> **SOURCE MATERIAL**
+ + + +
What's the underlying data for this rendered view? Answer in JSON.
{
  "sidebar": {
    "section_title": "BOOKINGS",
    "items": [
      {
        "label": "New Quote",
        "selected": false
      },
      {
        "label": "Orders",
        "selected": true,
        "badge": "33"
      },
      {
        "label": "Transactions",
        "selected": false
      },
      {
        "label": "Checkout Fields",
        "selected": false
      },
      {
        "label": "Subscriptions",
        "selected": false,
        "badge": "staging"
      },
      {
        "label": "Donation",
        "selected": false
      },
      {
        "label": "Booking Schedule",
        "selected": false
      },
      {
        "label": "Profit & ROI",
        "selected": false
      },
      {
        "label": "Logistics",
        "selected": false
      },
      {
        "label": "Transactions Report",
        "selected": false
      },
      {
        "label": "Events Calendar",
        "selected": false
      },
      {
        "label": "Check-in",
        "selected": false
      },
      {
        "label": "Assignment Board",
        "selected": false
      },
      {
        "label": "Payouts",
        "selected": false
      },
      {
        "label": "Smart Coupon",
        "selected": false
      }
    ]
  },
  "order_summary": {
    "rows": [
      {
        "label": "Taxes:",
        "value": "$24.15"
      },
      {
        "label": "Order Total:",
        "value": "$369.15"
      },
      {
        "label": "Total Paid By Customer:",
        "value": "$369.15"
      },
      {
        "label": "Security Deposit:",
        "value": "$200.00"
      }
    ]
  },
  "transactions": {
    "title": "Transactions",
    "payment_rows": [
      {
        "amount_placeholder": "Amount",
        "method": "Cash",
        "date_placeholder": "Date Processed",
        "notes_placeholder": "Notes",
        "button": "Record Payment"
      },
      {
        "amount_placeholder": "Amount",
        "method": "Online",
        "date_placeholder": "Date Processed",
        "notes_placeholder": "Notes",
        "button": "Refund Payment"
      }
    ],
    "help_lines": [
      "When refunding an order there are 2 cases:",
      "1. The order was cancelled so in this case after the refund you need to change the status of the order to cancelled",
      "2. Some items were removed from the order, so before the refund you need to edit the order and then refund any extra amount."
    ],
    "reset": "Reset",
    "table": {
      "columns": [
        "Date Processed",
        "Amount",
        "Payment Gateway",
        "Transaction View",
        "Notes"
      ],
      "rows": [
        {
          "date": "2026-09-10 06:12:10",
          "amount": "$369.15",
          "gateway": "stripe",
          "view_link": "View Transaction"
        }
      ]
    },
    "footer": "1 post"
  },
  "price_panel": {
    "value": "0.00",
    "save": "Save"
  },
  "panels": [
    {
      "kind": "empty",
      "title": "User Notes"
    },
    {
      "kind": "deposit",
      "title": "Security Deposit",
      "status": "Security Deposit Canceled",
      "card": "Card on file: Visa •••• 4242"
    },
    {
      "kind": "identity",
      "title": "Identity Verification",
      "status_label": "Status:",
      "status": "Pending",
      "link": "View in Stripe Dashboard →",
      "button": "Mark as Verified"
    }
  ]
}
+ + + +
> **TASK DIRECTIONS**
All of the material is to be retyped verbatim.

> **SOLVED EXERCISE**
What's the underlying data for this rendered view? Answer in JSON.
{
  "sidebar": {
    "section_title": "BOOKINGS",
    "items": [
      {
        "label": "New Quote",
        "selected": false
      },
      {
        "label": "Orders",
        "selected": true,
        "badge": "33"
      },
      {
        "label": "Transactions",
        "selected": false
      },
      {
        "label": "Checkout Fields",
        "selected": false
      },
      {
        "label": "Subscriptions",
        "selected": false,
        "badge": "staging"
      },
      {
        "label": "Donation",
        "selected": false
      },
      {
        "label": "Booking Schedule",
        "selected": false
      },
      {
        "label": "Profit & ROI",
        "selected": false
      },
      {
        "label": "Logistics",
        "selected": false
      },
      {
        "label": "Transactions Report",
        "selected": false
      },
      {
        "label": "Events Calendar",
        "selected": false
      },
      {
        "label": "Check-in",
        "selected": false
      },
      {
        "label": "Assignment Board",
        "selected": false
      },
      {
        "label": "Payouts",
        "selected": false
      },
      {
        "label": "Smart Coupon",
        "selected": false
      }
    ]
  },
  "order_summary": {
    "rows": [
      {
        "label": "Taxes:",
        "value": "$24.15"
      },
      {
        "label": "Order Total:",
        "value": "$369.15"
      },
      {
        "label": "Total Paid By Customer:",
        "value": "$369.15"
      },
      {
        "label": "Security Deposit:",
        "value": "$200.00"
      }
    ]
  },
  "transactions": {
    "title": "Transactions",
    "payment_rows": [
      {
        "amount_placeholder": "Amount",
        "method": "Cash",
        "date_placeholder": "Date Processed",
        "notes_placeholder": "Notes",
        "button": "Record Payment"
      },
      {
        "amount_placeholder": "Amount",
        "method": "Online",
        "date_placeholder": "Date Processed",
        "notes_placeholder": "Notes",
        "button": "Refund Payment"
      }
    ],
    "help_lines": [
      "When refunding an order there are 2 cases:",
      "1. The order was cancelled so in this case after the refund you need to change the status of the order to cancelled",
      "2. Some items were removed from the order, so before the refund you need to edit the order and then refund any extra amount."
    ],
    "reset": "Reset",
    "table": {
      "columns": [
        "Date Processed",
        "Amount",
        "Payment Gateway",
        "Transaction View",
        "Notes"
      ],
      "rows": [
        {
          "date": "2026-09-10 06:12:10",
          "amount": "$369.15",
          "gateway": "stripe",
          "view_link": "View Transaction"
        }
      ]
    },
    "footer": "1 post"
  },
  "price_panel": {
    "value": "0.00",
    "save": "Save"
  },
  "panels": [
    {
      "kind": "empty",
      "title": "User Notes"
    },
    {
      "kind": "deposit",
      "title": "Security Deposit",
      "status": "Security Deposit Canceled",
      "card": "Card on file: Visa •••• 4242"
    },
    {
      "kind": "identity",
      "title": "Identity Verification",
      "status_label": "Status:",
      "status": "Pending",
      "link": "View in Stripe Dashboard →",
      "button": "Mark as Verified"
    }
  ]
}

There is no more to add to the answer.